The latest gift adds is on top of $350,000 the RK Mellon Foundation gave AWAACC earlier this year to create its new B.U.I.L.D. artist-in-residency program. B.U.I.L.D. (which stands for Build, Utilize, Inform, Lead, and Develop) was designed for Pittsburgh-based emerging artists of color, and to create a "platform for diverse artists and organizations that have historically received unequal access to funding and resources for the development of new work."
B.U.I.L.D. residents will receive professional development, and access to the center’s artistic team and Downtown venue as they embark on creating original commissioned works.
Along with the grant, AWAACC also announced the inaugural artists for the two-year-long B.U.I.L.D. program, including visual artist, photographer, and filmmaker Emmai Alaquiva and Demaskus, a theater collective that is committed to developing a new work during the residency that will premiere in 2022.
“I am deeply appreciative to work with one of America’s prominent artistic institutions, the August Wilson African American Cultural Center, to create new work that is deeply rooted in the Pittsburgh community and that speaks to audiences around the country,” said Alaquiva.
He adds that he looks forward to working with AWAACC president and CEO Janis Burley Wilson and the rest of the team, which includes performing arts producer, curator, and consultant Baraka Sele, who will serve as the program’s lead producer.
While the RK Mellon Foundation has, for years, been a key funder for AWAACC, the latest grants demonstrate a continued effort to address how Black artists and creatives in Pittsburgh struggle to secure financial benefits usually enjoyed by their white counterparts. This discrepancy was highlighted when the Greater Pittsburgh Arts Council released its "Racial Equity and Arts Funding" report in 2018, the result of a 2016 community survey revealing that 84% of non-white respondents regarded arts funding in the area as inequitable. Among other things, the report showed that, between 2003 and 2017, 82% of public or private arts funding went to white/non-Hispanic led arts organizations.
Burley Wilson believes the problem still persists years after the report was released.

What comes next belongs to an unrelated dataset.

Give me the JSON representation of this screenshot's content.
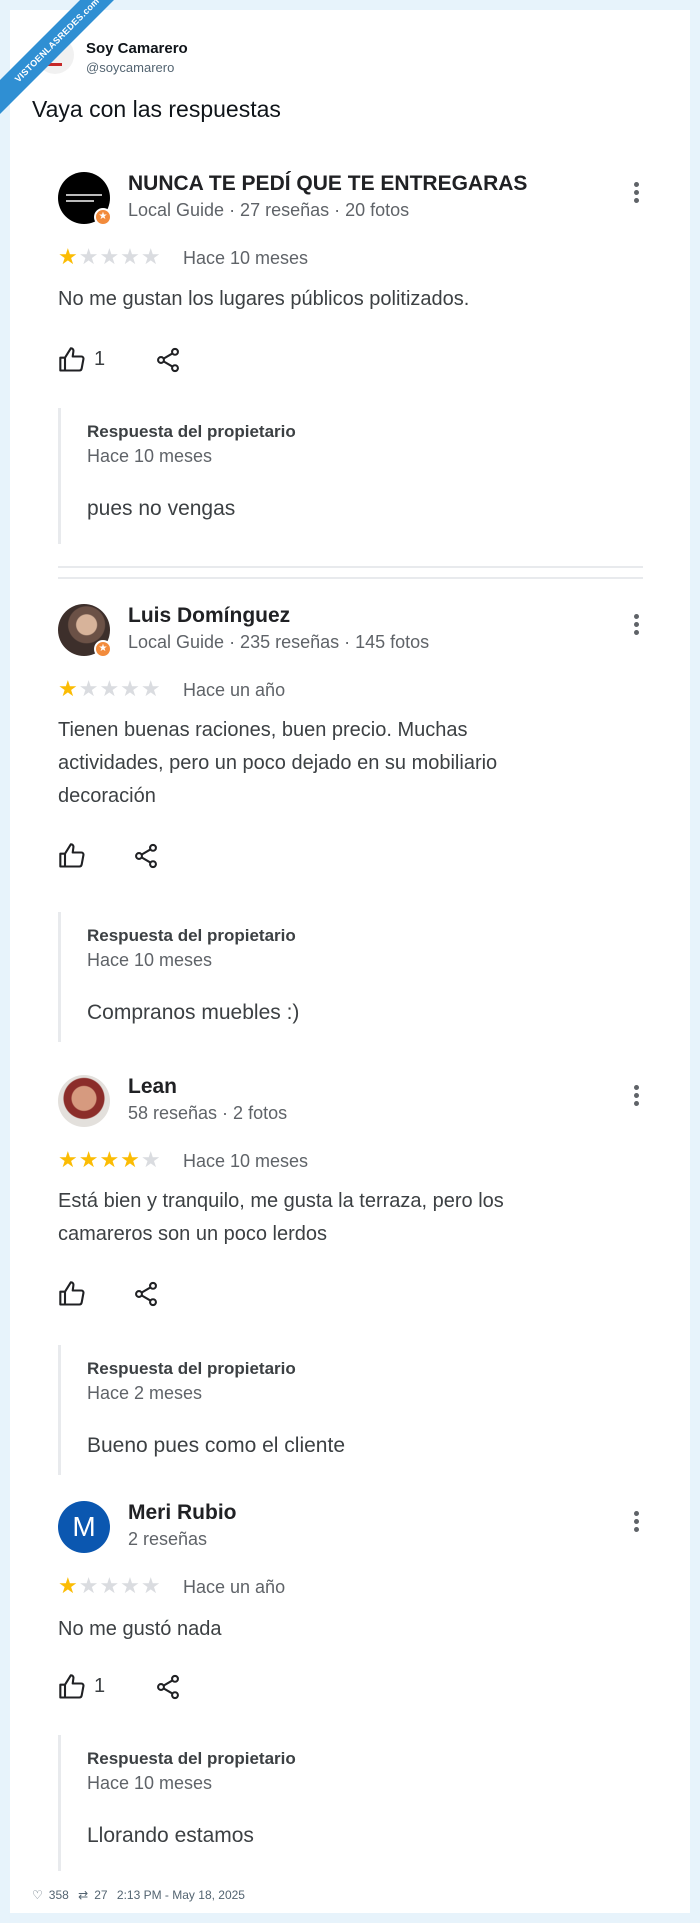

“The past year has amplified a prevailing fact — organizations managed by people of color and artists of color are disproportionately under-funded and under-resourced in the development of their work and in service to their communities,” says Burley Wilson in a press release.
Sam Reiman, director of the RK Mellon Foundation, says the organization is proud to support AWAACC, adding, "And we are particularly gratified to help provide Pittsburgh’s emerging Black and minority artists with a meaningful platform to share their art with the community and the world.”
As for current programming, AWAACC reopened to the public in September 2020 with new gallery hours and various safety measures put in place as a result of the COVID-19 pandemic. The Center is still offering a robust selection of online programming, as well as in-person gallery shows and events planned for the future.
“The Center has long been dedicated to celebrating Black culture and championing future innovators in the arts," says Burley Wilson. "I am incredibly grateful to the Richard King Mellon Foundation for their ongoing support of this project and the AWAACC. I look forward to building a new pipeline for creativity and sharing Emmai Alaquiva’s and Demaskus’ commissioned works with our community and with cultural organizations and partners across the country.”